“Now the Spirit speaketh expressly, that in the latter times some shall depart from the faith, giving heed to seducing spirits, and doctrines of devils.” (1 Timothy 4:1)
“But let your words be in agreement with true and right teaching.” (Titus 2:1)
Doctrine 1: The Doctrine of Household Salvation
The doctine I am addressing is most often referred to as “Household Salvation.” And it goes something like this: If you become a Christian, then God promises to save your entire family. It is based entirely on one isolated passage of Scripture, namely Acts 16:31-33:
“And they said, Believe on the Lord Jesus Christ and you shall be saved, and your household. And they spoke the Word of the Lord to him, and to all who were in his household. And taking them in that hour of the night, he washed from their stripes. And he was baptized, he and all his [household], immediately.” (Acts 16:31-33)
Now if you wanted to take this passage out of its proper context, you could easily teach that the Bible teaches that if you, as a Christian believer, begin to trust in the Lord, then God promises that your entire family will also become believers. But what does the whole counsel of God (i.e. the whole Bible) say? Remember, the Bible does not contradict itself. If I can find even one verse that seems to go contrary to this teaching, then we need to find out what the Bible is really saying. I would then turn your attention to 1 Corinthians 7:15-17, in which the apostle Paul argues that it is permissible for a man or wife to divorce their unbelieving spouse (and hence be able to remarry without being guilty) if their unbelieving spouse decides to permanently leave them (“permanently leave” in this case I think may be safely defined as having moved in with another person, rather than taking temporary “break” from the relationship).
“But if the unbelieving depart, let him depart. A brother or a sister is not under bondage in such cases: but God hath called us to peace.” (1 Corinthians 7:15)

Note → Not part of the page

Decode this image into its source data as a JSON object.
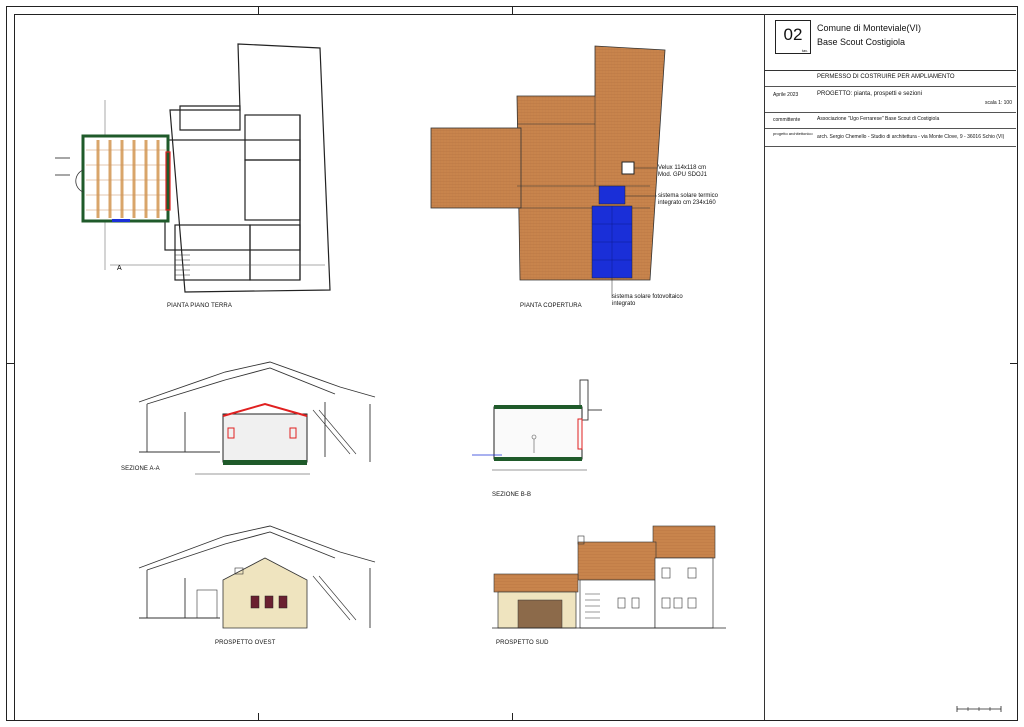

Now when Paul writes, “is not under bondage” in the above verse, he means that, if your unbelieving partner has permanently left you, you are not expected (by God) to have to wait for that person to someday break off their relationship with their present partner and then return to you. Paul states that, in such cases, “God hath called us to peace.” In other words, the person is free to remarry whomever they choose — only, as the larger context makes clear, “in the Lord” (the person must be a believer, e.g. 1 Corinthians 7:39).
But get this: Paul then goes on to write — as though trying to protect the conscience of the man or woman whose unbelieving spouse has permanently left them — the following sober words (which contrast greatly the “Household Salvation” doctrine):
“For what knowest thou, O wife, whether thou shalt save thy husband? or how knowest thou, O man, whether thou shalt save thy wife?” (1 Corinthian 7:16)
What is God saying in this verse? He is saying simply this: Woman, or man, if your unbelieving spouse has permanently walked out on you and joined him/herself together with another person, you are “free indeed” to legally sever that relationship (through divorce) and then remarry whomever you want. In fact, don’t worry (as you may be tempted) that by marrying someone else you will forever deny the right of your former unbelieving spouse to come to know the Lord. After all, Paul is saying, do you even know whether or not you will be able to influence your former unbelieving spouse to put his or her faith in the Lord? The answer is an obvious “no”.
“Woman, man, you have no clue as to whether or not you will be able to win your spouse over to the Lord.” That is what this passage is saying. If he or she has permanently walked out on you, you are free indeed to legally divorce that person and then marry whomever you choose (a Christian, that is). The matter is now in God’s hands.
This, then, contrasts greatly with the (false) doctrine of “Household Salvation”. Don’t you believe it!